For the best possible experience using our website we recommend you upgrade to a newer version or another browser.

Your browser appears to have cookies disabled. For the best experience of this website, please enable cookies in your browser

We'll assume we have your consent to use cookies, for example so you won't need to log in each time you visit our site.
Learn more

NMC and other regulators face legal overhaul


Provisional plans have been drawn up that would give the Nursing and Midwifery Council and other professional regulators increased flexibility to use their powers while also making them more accountable.

The Law Commission’s of England and Wales, Scotland and Northern Ireland said the different regulators currently operated within a wide variety of legal frameworks, which had led to a “great deal of inconsistency in their powers, duties and responsibilities”.

They have been asked by ministers to look at how the regulation of health and social care professionals across the UK can be made “clearer, simpler, more modern and more consistent”.

They published proposals today setting out plans for a new single legal framework covering the nine professional regulators across the UK.

Under the proposals, the regulators would be “greater autonomy to adopt their own approach to regulation in light of their circumstances and resources”. However, they would be required to hold a consultation whenever “issuing or varying anything which is binding, anything which sets a benchmark or standard, and a competency”.

In addition, it has been proposed that there would be a duty on each regulator to provide information to the public and registrants about its work.

Meanwhile, the government would be given “default powers” to intervene where a regulator has failed or is likely to fail to perform any of its functions. It would also be given the power to abolish or merge any of the existing regulators, or to establish a new regulatory body.

This would replace the current position in which the NMC, General Medical Council and other regulators are accountable to the Privy Council rather than a government department.

A consultation on the commission’s proposals will close on 31 May.

An NMC spokeswoman said: “The NMC will be responding to the consultation and we encourage all nurses and midwives to contribute. Our response will be published on our website in due course.”


Readers' comments (5)

  • Nice objectives - I'll reserve my judgement until about 2018, after I've seen the real-world consequences.

    Unsuitable or offensive? Report this comment

  • Why hasn't CHRE done this already? Surely that must be it very raison d'etre?

    Unsuitable or offensive? Report this comment

  • Its probably a good idea but I dont suppose the subscriptions will be any cheaper than they are now as a result of the revamp.

    Unsuitable or offensive? Report this comment

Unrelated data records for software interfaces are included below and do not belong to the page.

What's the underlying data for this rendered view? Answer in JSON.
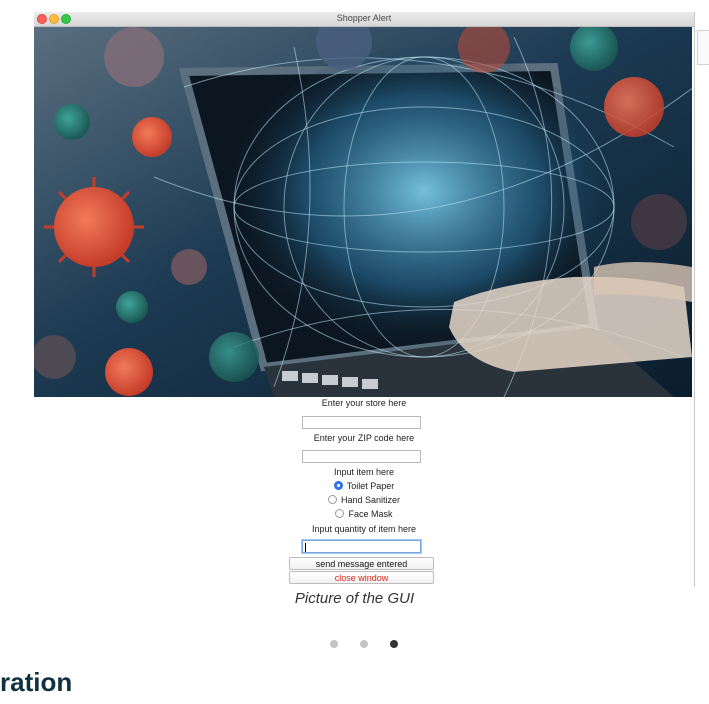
{
  "window": {
    "title": "Shopper Alert"
  },
  "form": {
    "store_label": "Enter your store here",
    "store_value": "",
    "zip_label": "Enter your ZIP code here",
    "zip_value": "",
    "item_label": "Input item here",
    "items": [
      {
        "label": "Toilet Paper",
        "selected": true
      },
      {
        "label": "Hand Sanitizer",
        "selected": false
      },
      {
        "label": "Face Mask",
        "selected": false
      }
    ],
    "quantity_label": "Input quantity of item here",
    "quantity_value": "",
    "send_button": "send message entered",
    "close_button": "close window"
  },
  "caption": "Picture of the GUI",
  "carousel": {
    "count": 3,
    "active_index": 2
  },
  "section_heading": "ration",
  "colors": {
    "close_text": "#e0261f",
    "radio_selected": "#3478f6",
    "heading": "#0f3140"
  }
}
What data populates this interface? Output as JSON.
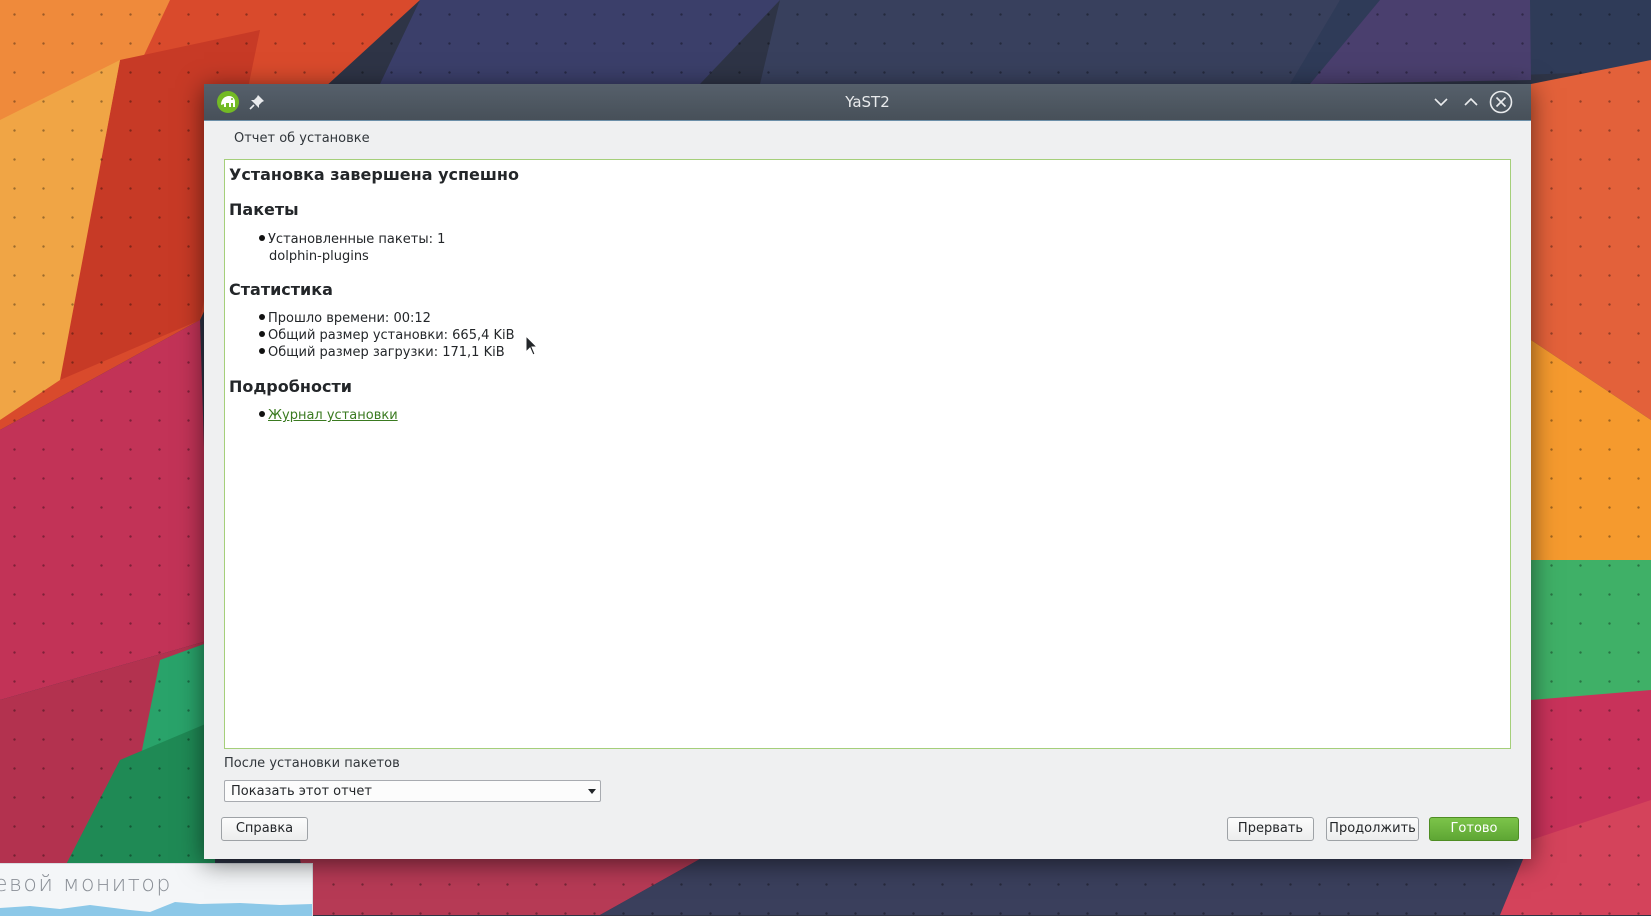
{
  "window": {
    "title": "YaST2",
    "app_icon": "yast-chameleon-icon",
    "pin_icon": "pin-icon",
    "controls": [
      "minimize-icon",
      "maximize-icon",
      "close-icon"
    ]
  },
  "breadcrumb": "Отчет об установке",
  "report": {
    "heading": "Установка завершена успешно",
    "sections": {
      "packages": {
        "title": "Пакеты",
        "installed_label": "Установленные пакеты: 1",
        "installed_list": "dolphin-plugins"
      },
      "statistics": {
        "title": "Статистика",
        "elapsed": "Прошло времени: 00:12",
        "install_size": "Общий размер установки: 665,4 KiB",
        "download_size": "Общий размер загрузки: 171,1 KiB"
      },
      "details": {
        "title": "Подробности",
        "log_link": "Журнал установки"
      }
    }
  },
  "after_install": {
    "label": "После установки пакетов",
    "selected": "Показать этот отчет"
  },
  "buttons": {
    "help": "Справка",
    "abort": "Прервать",
    "continue": "Продолжить",
    "finish": "Готово"
  },
  "desktop": {
    "widget_title": "евой монитор"
  },
  "colors": {
    "accent_green": "#6bb53f",
    "link_green": "#3a7a20",
    "titlebar": "#4d565f"
  }
}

  • Blimey, have I missed something somewhere?
    As a qualified nurse, in the early 1970's I understood, from my first clinical post, that I was both, 'accountable'and competent, as well as having a considerable amount of 'autonomy',' for all my actions, skills and for the knowledge of the job.
    At what point during the past 4 decades were accountability and competence taken away from the Nursing and Midwifery Council and other professional regulators, may I ask.
    They are both, in my opinon, fundamentally, the most essential criteria forapplying the position.

    Unsuitable or offensive? Report this comment

  • "An NMC spokeswoman said: “The NMC will be responding to the consultation and we encourage all nurses and midwives to contribute. Our response will be published on our website in due course.”"

    what contribution are you asking for?

    Unsuitable or offensive? Report this comment

Have your say

You must sign in to make a comment

Please remember that the submission of any material is governed by our Terms and Conditions and by submitting material you confirm your agreement to these Terms and Conditions. Links may be included in your comments but HTML is not permitted.

Related Jobs